▶ _Exercise brief_
Work through the data below and give the number of lines holding "name", nothing more.

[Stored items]

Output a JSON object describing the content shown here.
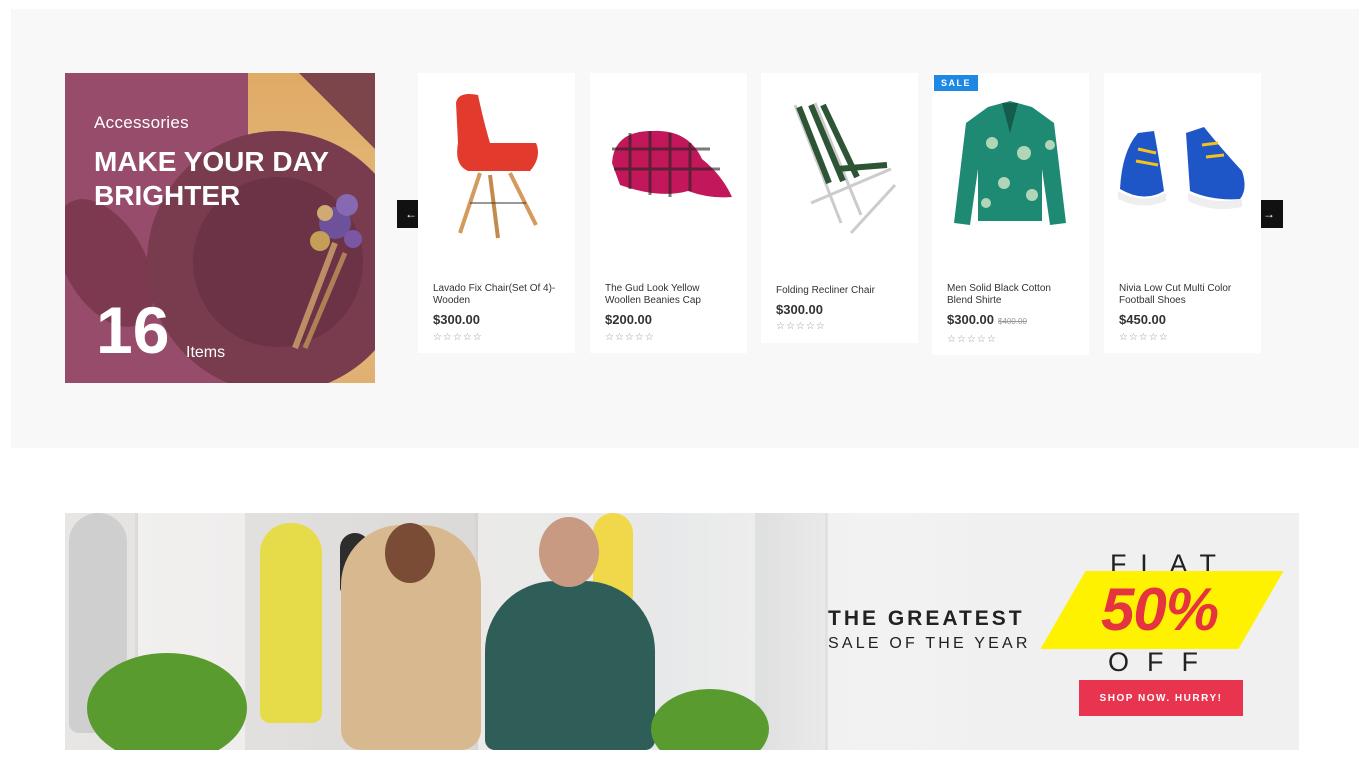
{
  "promo": {
    "kicker": "Accessories",
    "title": "MAKE YOUR DAY BRIGHTER",
    "count": "16",
    "count_label": "Items"
  },
  "carousel": {
    "prev_icon": "arrow-left-icon",
    "next_icon": "arrow-right-icon",
    "products": [
      {
        "name": "Lavado Fix Chair(Set Of 4)- Wooden",
        "price": "$300.00",
        "old_price": "",
        "sale": false,
        "rating": "☆☆☆☆☆"
      },
      {
        "name": "The Gud Look Yellow Woollen Beanies Cap",
        "price": "$200.00",
        "old_price": "",
        "sale": false,
        "rating": "☆☆☆☆☆"
      },
      {
        "name": "Folding Recliner Chair",
        "price": "$300.00",
        "old_price": "",
        "sale": false,
        "rating": "☆☆☆☆☆"
      },
      {
        "name": "Men Solid Black Cotton Blend Shirte",
        "price": "$300.00",
        "old_price": "$400.00",
        "sale": true,
        "rating": "☆☆☆☆☆"
      },
      {
        "name": "Nivia Low Cut Multi Color Football Shoes",
        "price": "$450.00",
        "old_price": "",
        "sale": false,
        "rating": "☆☆☆☆☆"
      }
    ],
    "sale_label": "SALE"
  },
  "banner": {
    "headline": "THE GREATEST",
    "subline": "SALE OF THE YEAR",
    "flat": "FLAT",
    "percent": "50%",
    "off": "OFF",
    "button": "SHOP NOW. HURRY!"
  },
  "colors": {
    "sale_badge": "#1e88e5",
    "button": "#e8344e",
    "percent": "#e53340",
    "band": "#fff200"
  }
}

▶ _Response below_
5